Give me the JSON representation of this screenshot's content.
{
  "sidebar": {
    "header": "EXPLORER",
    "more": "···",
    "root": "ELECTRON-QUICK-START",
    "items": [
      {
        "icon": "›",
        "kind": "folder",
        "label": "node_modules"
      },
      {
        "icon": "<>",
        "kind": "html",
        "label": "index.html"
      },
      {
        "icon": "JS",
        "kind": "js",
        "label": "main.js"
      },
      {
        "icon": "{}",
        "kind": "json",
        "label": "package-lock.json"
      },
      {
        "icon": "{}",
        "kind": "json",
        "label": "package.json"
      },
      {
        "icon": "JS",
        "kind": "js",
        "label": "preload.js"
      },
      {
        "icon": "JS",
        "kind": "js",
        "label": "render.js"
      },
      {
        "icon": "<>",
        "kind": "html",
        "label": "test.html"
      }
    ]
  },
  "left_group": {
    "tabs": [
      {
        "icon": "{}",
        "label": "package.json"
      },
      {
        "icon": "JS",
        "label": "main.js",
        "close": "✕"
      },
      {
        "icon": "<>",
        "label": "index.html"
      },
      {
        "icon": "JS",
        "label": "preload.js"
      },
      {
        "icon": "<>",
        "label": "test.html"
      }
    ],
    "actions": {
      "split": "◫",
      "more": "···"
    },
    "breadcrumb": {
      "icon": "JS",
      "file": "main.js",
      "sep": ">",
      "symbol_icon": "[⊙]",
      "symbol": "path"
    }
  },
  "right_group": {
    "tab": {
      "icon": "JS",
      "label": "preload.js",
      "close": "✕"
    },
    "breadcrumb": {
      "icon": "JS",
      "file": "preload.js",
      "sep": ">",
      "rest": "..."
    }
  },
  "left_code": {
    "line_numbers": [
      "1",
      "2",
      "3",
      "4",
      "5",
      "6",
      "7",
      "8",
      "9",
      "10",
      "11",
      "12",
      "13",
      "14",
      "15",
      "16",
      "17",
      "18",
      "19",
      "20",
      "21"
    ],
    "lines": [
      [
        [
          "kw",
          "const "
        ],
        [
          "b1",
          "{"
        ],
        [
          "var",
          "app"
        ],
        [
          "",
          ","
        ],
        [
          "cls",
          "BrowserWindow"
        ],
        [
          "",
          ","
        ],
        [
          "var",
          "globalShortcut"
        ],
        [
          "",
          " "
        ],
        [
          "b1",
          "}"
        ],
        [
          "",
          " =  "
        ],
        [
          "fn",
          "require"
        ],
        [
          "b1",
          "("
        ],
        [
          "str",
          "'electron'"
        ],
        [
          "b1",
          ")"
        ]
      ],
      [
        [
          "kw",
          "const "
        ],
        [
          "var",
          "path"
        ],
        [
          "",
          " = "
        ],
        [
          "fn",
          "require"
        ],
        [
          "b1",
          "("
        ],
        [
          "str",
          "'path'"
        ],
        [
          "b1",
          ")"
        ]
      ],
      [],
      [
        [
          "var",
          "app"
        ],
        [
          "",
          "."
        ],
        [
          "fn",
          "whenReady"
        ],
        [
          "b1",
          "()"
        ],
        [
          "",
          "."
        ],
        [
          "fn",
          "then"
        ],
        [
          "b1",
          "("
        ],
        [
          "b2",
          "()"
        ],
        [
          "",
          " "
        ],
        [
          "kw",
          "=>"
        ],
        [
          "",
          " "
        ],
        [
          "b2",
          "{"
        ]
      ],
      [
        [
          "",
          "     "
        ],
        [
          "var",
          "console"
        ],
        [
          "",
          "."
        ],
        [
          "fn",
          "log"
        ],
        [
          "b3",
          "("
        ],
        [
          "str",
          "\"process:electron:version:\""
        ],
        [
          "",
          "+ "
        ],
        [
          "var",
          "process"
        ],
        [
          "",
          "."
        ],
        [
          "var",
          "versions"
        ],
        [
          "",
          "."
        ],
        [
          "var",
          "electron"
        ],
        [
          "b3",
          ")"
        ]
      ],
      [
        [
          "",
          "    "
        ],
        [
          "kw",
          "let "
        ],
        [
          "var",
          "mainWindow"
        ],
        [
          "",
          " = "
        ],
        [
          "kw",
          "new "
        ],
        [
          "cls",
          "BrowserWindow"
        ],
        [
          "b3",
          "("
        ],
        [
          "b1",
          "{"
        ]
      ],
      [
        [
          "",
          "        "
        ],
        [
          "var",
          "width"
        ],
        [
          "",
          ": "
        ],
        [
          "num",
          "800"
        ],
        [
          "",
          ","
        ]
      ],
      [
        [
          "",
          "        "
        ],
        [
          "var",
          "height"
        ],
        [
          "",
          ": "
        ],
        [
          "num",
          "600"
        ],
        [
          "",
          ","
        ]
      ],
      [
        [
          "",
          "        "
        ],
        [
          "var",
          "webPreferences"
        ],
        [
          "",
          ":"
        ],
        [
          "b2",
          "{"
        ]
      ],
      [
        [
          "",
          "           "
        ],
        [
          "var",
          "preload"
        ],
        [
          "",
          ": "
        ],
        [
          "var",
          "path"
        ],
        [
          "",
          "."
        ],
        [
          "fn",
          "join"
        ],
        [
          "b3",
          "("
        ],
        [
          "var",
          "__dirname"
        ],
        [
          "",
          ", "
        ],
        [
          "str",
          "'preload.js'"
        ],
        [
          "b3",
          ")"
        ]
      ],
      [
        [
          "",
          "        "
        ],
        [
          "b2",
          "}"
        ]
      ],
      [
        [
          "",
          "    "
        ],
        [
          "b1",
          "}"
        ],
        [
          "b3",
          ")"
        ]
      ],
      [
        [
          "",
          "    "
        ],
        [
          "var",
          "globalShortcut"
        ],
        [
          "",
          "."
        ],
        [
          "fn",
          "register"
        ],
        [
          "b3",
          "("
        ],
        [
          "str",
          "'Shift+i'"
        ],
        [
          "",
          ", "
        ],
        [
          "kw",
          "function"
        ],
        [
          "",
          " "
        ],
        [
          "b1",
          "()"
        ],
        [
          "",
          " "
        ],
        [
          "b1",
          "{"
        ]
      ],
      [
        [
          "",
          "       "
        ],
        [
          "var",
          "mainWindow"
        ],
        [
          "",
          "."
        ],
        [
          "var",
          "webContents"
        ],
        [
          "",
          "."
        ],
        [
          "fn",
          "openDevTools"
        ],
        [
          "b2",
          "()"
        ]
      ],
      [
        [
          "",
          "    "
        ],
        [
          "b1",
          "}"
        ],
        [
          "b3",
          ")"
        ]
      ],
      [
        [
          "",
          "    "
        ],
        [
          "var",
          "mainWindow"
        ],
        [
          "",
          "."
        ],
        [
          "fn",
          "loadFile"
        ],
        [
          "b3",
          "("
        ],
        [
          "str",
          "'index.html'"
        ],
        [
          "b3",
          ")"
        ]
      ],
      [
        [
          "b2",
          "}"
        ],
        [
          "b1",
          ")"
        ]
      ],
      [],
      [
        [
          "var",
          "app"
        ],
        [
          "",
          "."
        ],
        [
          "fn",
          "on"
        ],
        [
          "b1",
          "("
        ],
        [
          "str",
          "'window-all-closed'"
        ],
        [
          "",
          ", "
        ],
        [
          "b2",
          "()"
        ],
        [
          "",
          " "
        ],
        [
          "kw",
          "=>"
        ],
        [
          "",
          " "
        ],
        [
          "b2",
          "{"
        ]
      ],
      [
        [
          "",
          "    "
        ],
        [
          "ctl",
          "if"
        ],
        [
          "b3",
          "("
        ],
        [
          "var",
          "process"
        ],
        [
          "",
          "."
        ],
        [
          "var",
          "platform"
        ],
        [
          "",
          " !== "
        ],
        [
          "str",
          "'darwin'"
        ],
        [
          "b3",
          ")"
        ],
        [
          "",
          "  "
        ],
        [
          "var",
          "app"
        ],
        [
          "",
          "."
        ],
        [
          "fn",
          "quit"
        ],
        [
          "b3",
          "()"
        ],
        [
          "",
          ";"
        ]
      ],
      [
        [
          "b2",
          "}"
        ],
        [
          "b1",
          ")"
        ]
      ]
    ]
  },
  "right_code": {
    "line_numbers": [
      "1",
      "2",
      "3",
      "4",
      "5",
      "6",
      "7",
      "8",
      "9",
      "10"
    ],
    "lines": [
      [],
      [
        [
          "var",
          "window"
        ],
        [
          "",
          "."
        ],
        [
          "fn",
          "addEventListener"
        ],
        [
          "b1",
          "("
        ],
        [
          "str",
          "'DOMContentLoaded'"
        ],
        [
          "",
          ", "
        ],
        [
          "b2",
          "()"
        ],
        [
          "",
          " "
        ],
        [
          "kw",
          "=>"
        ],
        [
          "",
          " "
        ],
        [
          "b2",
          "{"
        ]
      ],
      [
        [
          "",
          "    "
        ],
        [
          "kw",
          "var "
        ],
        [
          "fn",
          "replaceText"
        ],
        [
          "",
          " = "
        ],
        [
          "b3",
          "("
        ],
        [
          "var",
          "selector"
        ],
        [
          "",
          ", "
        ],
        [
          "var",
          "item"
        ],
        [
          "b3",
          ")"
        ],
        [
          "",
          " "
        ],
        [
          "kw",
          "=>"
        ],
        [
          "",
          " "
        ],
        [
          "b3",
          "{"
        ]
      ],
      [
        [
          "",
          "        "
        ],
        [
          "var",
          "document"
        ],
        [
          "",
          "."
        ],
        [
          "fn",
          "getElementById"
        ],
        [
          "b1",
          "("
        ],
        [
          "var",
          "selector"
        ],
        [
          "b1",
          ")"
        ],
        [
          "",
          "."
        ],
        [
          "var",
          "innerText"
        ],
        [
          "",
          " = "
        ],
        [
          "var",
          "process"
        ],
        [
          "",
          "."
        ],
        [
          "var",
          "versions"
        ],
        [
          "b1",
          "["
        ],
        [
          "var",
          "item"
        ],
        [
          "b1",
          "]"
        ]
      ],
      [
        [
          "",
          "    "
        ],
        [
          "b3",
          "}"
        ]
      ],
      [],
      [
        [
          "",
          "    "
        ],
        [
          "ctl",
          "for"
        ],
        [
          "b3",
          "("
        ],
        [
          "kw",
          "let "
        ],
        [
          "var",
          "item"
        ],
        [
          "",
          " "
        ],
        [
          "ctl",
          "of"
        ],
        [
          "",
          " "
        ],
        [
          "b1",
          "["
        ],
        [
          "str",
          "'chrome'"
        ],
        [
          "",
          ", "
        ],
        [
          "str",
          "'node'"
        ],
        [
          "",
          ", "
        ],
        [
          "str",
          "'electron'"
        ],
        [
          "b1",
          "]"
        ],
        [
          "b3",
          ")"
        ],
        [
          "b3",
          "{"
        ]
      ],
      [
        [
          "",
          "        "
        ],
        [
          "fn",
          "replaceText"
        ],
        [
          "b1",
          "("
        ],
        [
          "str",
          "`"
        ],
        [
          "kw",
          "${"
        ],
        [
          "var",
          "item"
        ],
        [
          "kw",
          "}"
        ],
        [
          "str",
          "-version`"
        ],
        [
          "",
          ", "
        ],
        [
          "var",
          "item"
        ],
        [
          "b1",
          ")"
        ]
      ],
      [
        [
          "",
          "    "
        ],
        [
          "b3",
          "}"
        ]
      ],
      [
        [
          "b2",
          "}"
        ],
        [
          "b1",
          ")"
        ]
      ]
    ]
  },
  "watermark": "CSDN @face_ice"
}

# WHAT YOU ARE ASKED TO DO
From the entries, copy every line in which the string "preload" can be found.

# SOLUTION TO THIS TASK
        "label": "preload.js"
        "label": "preload.js"
      "label": "preload.js",
      "file": "preload.js",
          "preload"
          "'preload.js'"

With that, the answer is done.